The Making of Indigeneity: Interrogating Uses and Abuses of the Concept of ‘Indigenous’

By Dr Licho (Licho) Lopez Lopez

Chair: Yulia Nesterova

In The Making of Indigeneity, Lopez interrogates how what is “indigenous,” as a category of diversity, emerged, has been made, remade, and is taken up to fund discourses of multiculturalism and intercultualism. Through historical and ethnographic classroom research Lopez devices eventalizing as a methodological approximation to educational research at the limits of “the educational” to interrogate how liberal and progressive propositions for educating the “Indian” generate particular ways of organizing difference ostensibly meant to serve historically marginalized indigenous peoples. Asking questions of the historical and scientific involvement of anthropology, sociology, law, photography, and education in the making of indigenous as a kind of people, Lopez accounts for the aspirations, activities, and tactics that perpetuate violence on indigenous lives limiting their futurity as un-fixed being.

Ligia (Licho) Lopez Lopez is a McKenzie Fellow and Lecturer at the University of Melbourne in Australia. Her research interests are interrogating diversity, visual studies of difference, youth popular visual cultures, and Black and Brown affect as curricular trans-formation. Licho is the author of The Making of Indigeneity, Curriculum History and the Limits of Diversity (Routledge, 2017). Her work has appeared in Knowledge Cultures (Australia), PROFESSORADO (Spain), Journal of Curriculum and Theorizing (USA), and The British Journal of Sociology (UK).

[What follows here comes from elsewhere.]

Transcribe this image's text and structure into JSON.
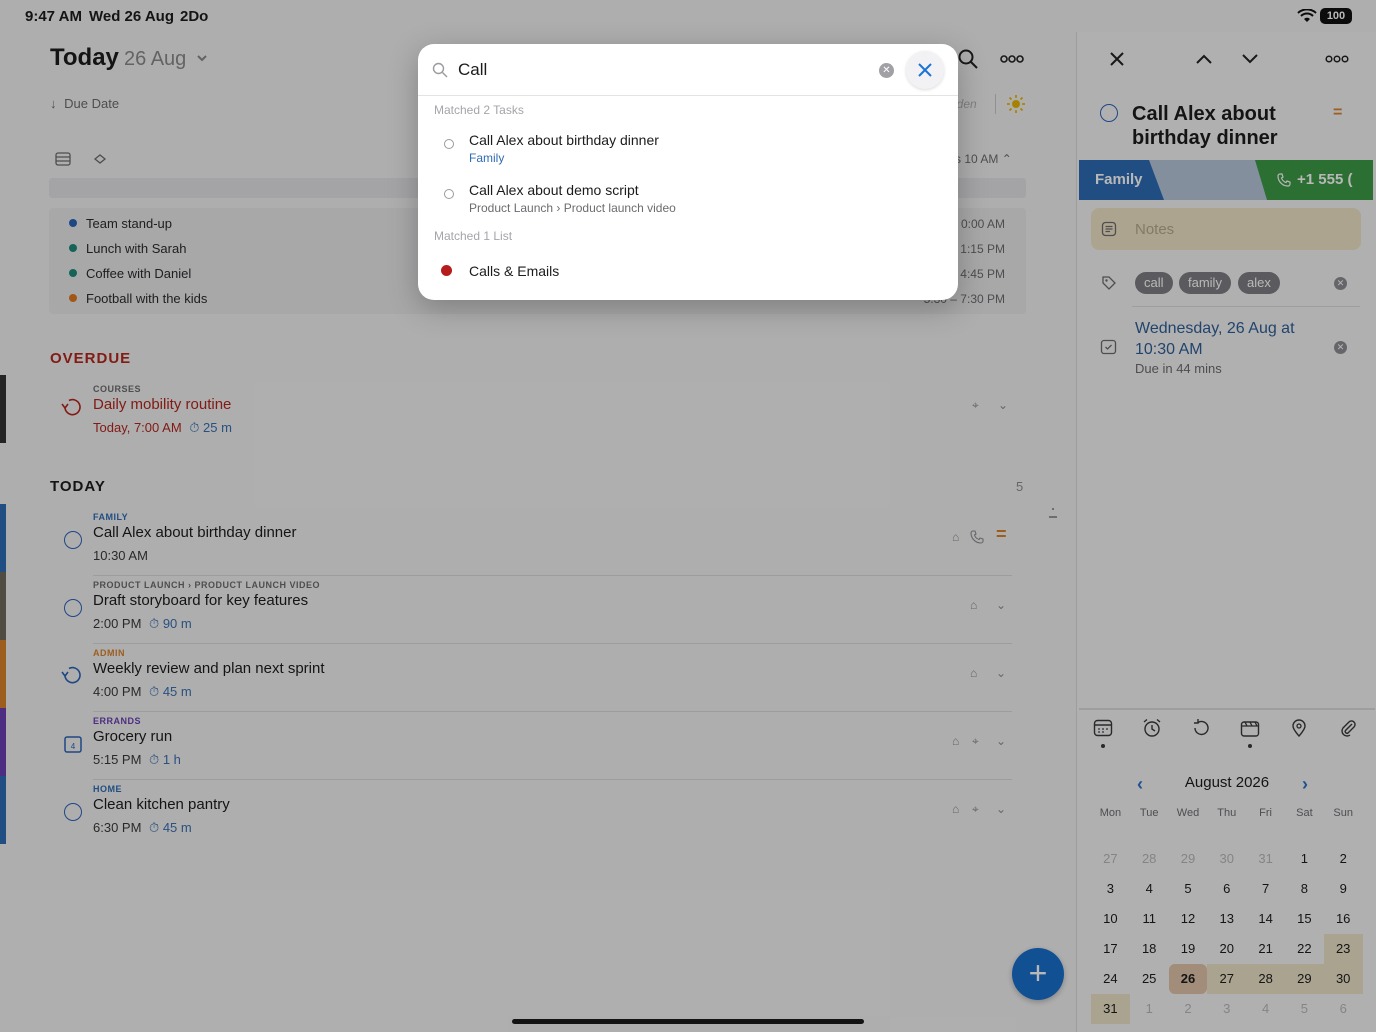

Date: Thursday August 23, 2018
Time: 12:00 – 13:15
Venue: Room 203, Runme Shaw Building